Readers in New Haven are likely aware of the dangers that come with playing football. Although the sport requires players to wear padding and helmets to protect them during the course of the game, many who play or have played the game have suffered serious injuries.
A high school football player in New Jersey reportedly suffered a brain injury recently, which not only put his future aspirations of playing in jeopardy, but his life as well. According to reports, after collapsing during a game, the 17-year-old was taken to the hospital where a blood clot was found on his brain. The teen reportedly suffered a concussion three weeks prior to his collapse, but felt fine before and after returning to the field the week before.
It was reported that the young man had been cleared to play again by his personal physician and passing ImPACT testing. According to reports, the New Jersey State Interscholastic Athletic Association (NJSIAA) does not have a statewide policy regarding allowing students to go back to playing their sport of choice after a concussion.
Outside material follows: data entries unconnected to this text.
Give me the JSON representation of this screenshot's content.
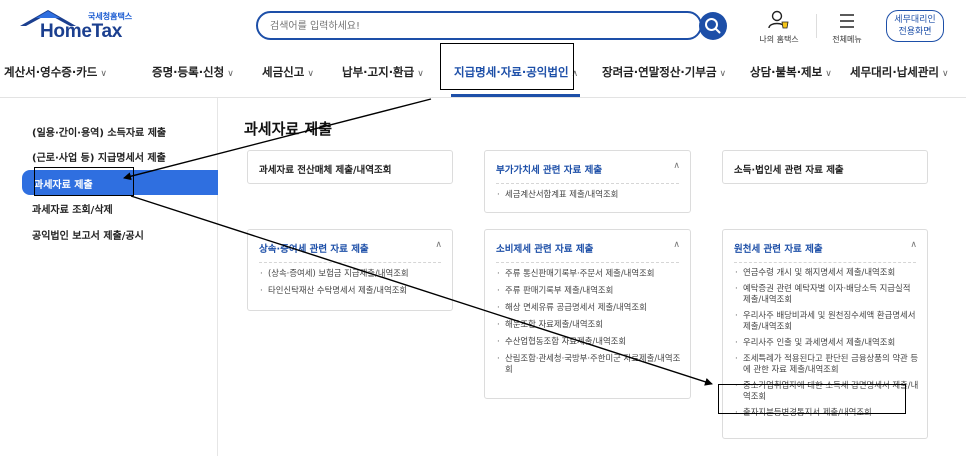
{
  "header": {
    "logo_small": "국세청홈택스",
    "logo_main": "HomeTax",
    "search_placeholder": "검색어를 입력하세요!",
    "my_hometax": "나의 홈택스",
    "all_menu": "전체메뉴",
    "tax_agent_btn_line1": "세무대리인",
    "tax_agent_btn_line2": "전용화면"
  },
  "nav": {
    "items": [
      "계산서·영수증·카드",
      "증명·등록·신청",
      "세금신고",
      "납부·고지·환급",
      "지급명세·자료·공익법인",
      "장려금·연말정산·기부금",
      "상담·불복·제보",
      "세무대리·납세관리"
    ]
  },
  "sidebar": {
    "items": [
      "(일용·간이·용역) 소득자료 제출",
      "(근로·사업 등) 지급명세서 제출",
      "과세자료 제출",
      "과세자료 조회/삭제",
      "공익법인 보고서 제출/공시"
    ]
  },
  "main": {
    "title": "과세자료 제출",
    "cards": [
      {
        "title": "과세자료 전산매체 제출/내역조회",
        "items": []
      },
      {
        "title": "부가가치세 관련 자료 제출",
        "items": [
          "세금계산서합계표 제출/내역조회"
        ]
      },
      {
        "title": "소득·법인세 관련 자료 제출",
        "items": []
      },
      {
        "title": "상속·증여세 관련 자료 제출",
        "items": [
          "(상속·증여세) 보험금 지급제출/내역조회",
          "타인신탁재산 수탁명세서 제출/내역조회"
        ]
      },
      {
        "title": "소비제세 관련 자료 제출",
        "items": [
          "주류 통신판매기록부·주문서 제출/내역조회",
          "주류 판매기록부 제출/내역조회",
          "해상 면세유류 공급명세서 제출/내역조회",
          "해운조합 자료제출/내역조회",
          "수산업협동조합 자료제출/내역조회",
          "산림조합·관세청·국방부·주한미군 자료제출/내역조회"
        ]
      },
      {
        "title": "원천세 관련 자료 제출",
        "items": [
          "연금수령 개시 및 해지명세서 제출/내역조회",
          "예탁증권 관련 예탁자별 이자·배당소득 지급실적 제출/내역조회",
          "우리사주 배당비과세 및 원천징수세액 환급명세서 제출/내역조회",
          "우리사주 인출 및 과세명세서 제출/내역조회",
          "조세특례가 적용된다고 판단된 금융상품의 약관 등에 관한 자료 제출/내역조회",
          "중소기업취업자에 대한 소득세 감면명세서 제출/내역조회",
          "출자지분등변경통지서 제출/내역조회"
        ]
      }
    ]
  },
  "colors": {
    "brand_blue": "#1d4fa8",
    "active_blue": "#2f6fe0",
    "annotation": "#000000"
  }
}
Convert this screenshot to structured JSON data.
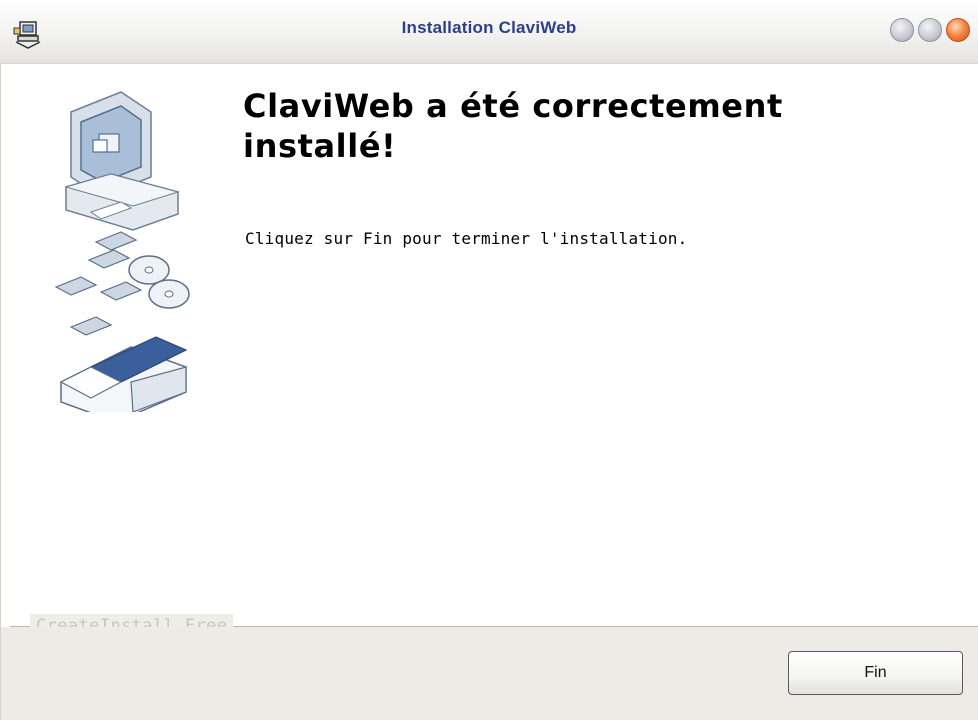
{
  "window": {
    "title": "Installation ClaviWeb",
    "icons": {
      "app": "installer-app-icon",
      "minimize": "minimize-icon",
      "maximize": "maximize-icon",
      "close": "close-icon"
    }
  },
  "main": {
    "heading": "ClaviWeb a été correctement installé!",
    "message": "Cliquez sur Fin pour terminer l'installation.",
    "illustration": "computer-disks-box-illustration"
  },
  "footer": {
    "brand": "CreateInstall Free",
    "finish_label": "Fin"
  },
  "colors": {
    "title_text": "#2b3f8c",
    "close_button": "#f2823c",
    "footer_bg": "#ecebe6"
  }
}
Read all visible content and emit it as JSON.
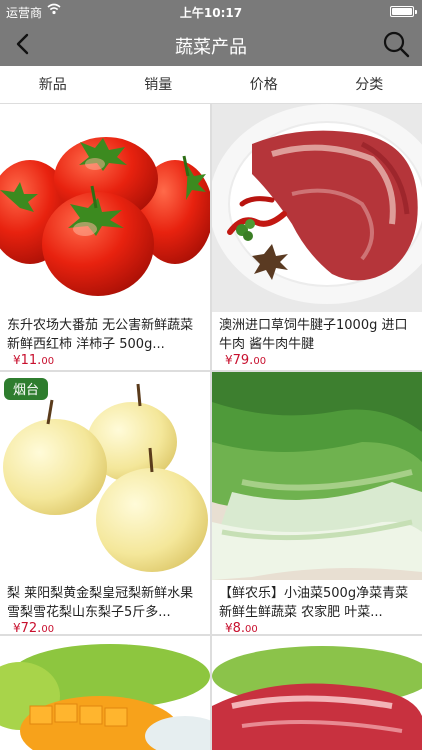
{
  "status": {
    "carrier": "运营商",
    "time": "上午10:17"
  },
  "header": {
    "title": "蔬菜产品"
  },
  "tabs": [
    {
      "label": "新品"
    },
    {
      "label": "销量"
    },
    {
      "label": "价格"
    },
    {
      "label": "分类"
    }
  ],
  "products": [
    {
      "name": "东升农场大番茄 无公害新鲜蔬菜 新鲜西红柿 洋柿子 500g...",
      "currency": "¥",
      "price_main": "11.",
      "price_cents": "00"
    },
    {
      "name": "澳洲进口草饲牛腱子1000g 进口牛肉 酱牛肉牛腱",
      "currency": "¥",
      "price_main": "79.",
      "price_cents": "00"
    },
    {
      "name": "梨 莱阳梨黄金梨皇冠梨新鲜水果 雪梨雪花梨山东梨子5斤多...",
      "currency": "¥",
      "price_main": "72.",
      "price_cents": "00",
      "logo_text": "烟台"
    },
    {
      "name": "【鲜农乐】小油菜500g净菜青菜 新鲜生鲜蔬菜 农家肥 叶菜...",
      "currency": "¥",
      "price_main": "8.",
      "price_cents": "00"
    }
  ],
  "colors": {
    "nav_bg": "#7a7a7a",
    "price": "#c8102e"
  },
  "icons": [
    "back-arrow-icon",
    "search-icon",
    "wifi-icon",
    "battery-icon"
  ]
}
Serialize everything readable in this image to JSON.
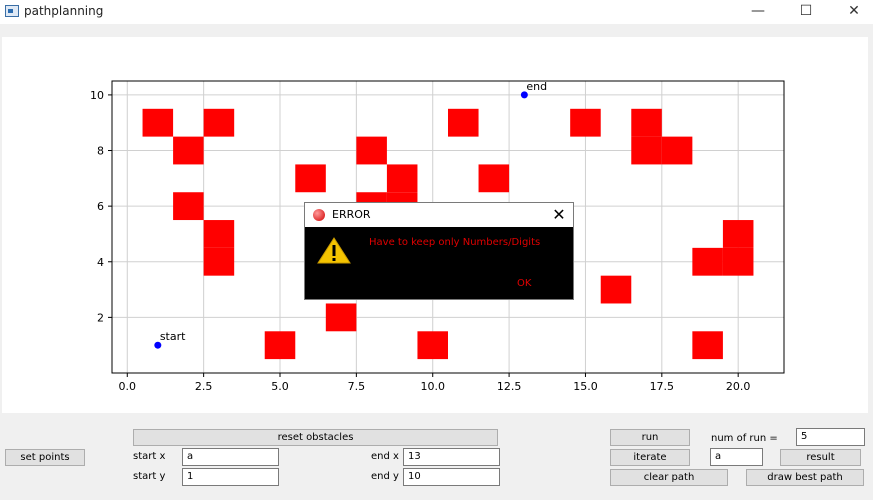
{
  "window": {
    "title": "pathplanning",
    "minimize": "—",
    "maximize": "☐",
    "close": "✕",
    "icon": "app-window-icon"
  },
  "chart_data": {
    "type": "scatter",
    "xlim": [
      -0.5,
      21.5
    ],
    "ylim": [
      0,
      10.5
    ],
    "xticks": [
      "0.0",
      "2.5",
      "5.0",
      "7.5",
      "10.0",
      "12.5",
      "15.0",
      "17.5",
      "20.0"
    ],
    "yticks": [
      "2",
      "4",
      "6",
      "8",
      "10"
    ],
    "grid": true,
    "points": [
      {
        "label": "start",
        "x": 1,
        "y": 1
      },
      {
        "label": "end",
        "x": 13,
        "y": 10
      }
    ],
    "obstacles": [
      [
        1,
        9
      ],
      [
        3,
        9
      ],
      [
        11,
        9
      ],
      [
        15,
        9
      ],
      [
        17,
        9
      ],
      [
        2,
        8
      ],
      [
        8,
        8
      ],
      [
        17,
        8
      ],
      [
        18,
        8
      ],
      [
        6,
        7
      ],
      [
        9,
        7
      ],
      [
        12,
        7
      ],
      [
        2,
        6
      ],
      [
        8,
        6
      ],
      [
        9,
        6
      ],
      [
        3,
        5
      ],
      [
        20,
        5
      ],
      [
        3,
        4
      ],
      [
        19,
        4
      ],
      [
        20,
        4
      ],
      [
        16,
        3
      ],
      [
        7,
        2
      ],
      [
        5,
        1
      ],
      [
        10,
        1
      ],
      [
        19,
        1
      ]
    ],
    "colors": {
      "obstacle": "#ff0000",
      "point": "#0000ff"
    }
  },
  "dialog": {
    "title": "ERROR",
    "message": "Have to keep only Numbers/Digits",
    "ok": "OK",
    "close": "✕",
    "icon": "warning-icon"
  },
  "controls": {
    "reset_obstacles": "reset obstacles",
    "set_points": "set points",
    "start_x_label": "start x",
    "start_x_value": "a",
    "start_y_label": "start y",
    "start_y_value": "1",
    "end_x_label": "end x",
    "end_x_value": "13",
    "end_y_label": "end y",
    "end_y_value": "10",
    "run": "run",
    "num_of_run_label": "num of run =",
    "num_of_run_value": "5",
    "iterate": "iterate",
    "iterate_value": "a",
    "result": "result",
    "clear_path": "clear path",
    "draw_best_path": "draw best path"
  }
}
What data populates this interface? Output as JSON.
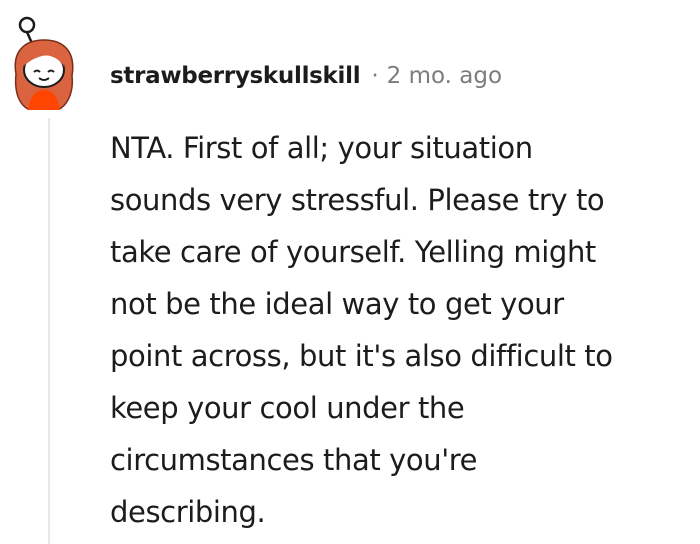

At the school the boy attended, the decision to clear a player after a brain trauma or other injury is left up to the students’ private doctors.
The parents of the player who was injured could choose to file a lawsuit for negligence against any of the parties who allowed him to resume playing, including his doctor, the district or the NJSIAA. A civil lawsuit of this type would likely seek financial compensation for the medical expenses that have already been incurred as a result of his injury, among other expenses and damages. A lawyer may be able to help them, and anyone in a similar situation, decide whether or not to take legal action.
Source: The Jersey Journal, “’Blood clot’ found on brain of Marist football player after coming back from concussion,” Patrick Villanova, Nov. 22, 2013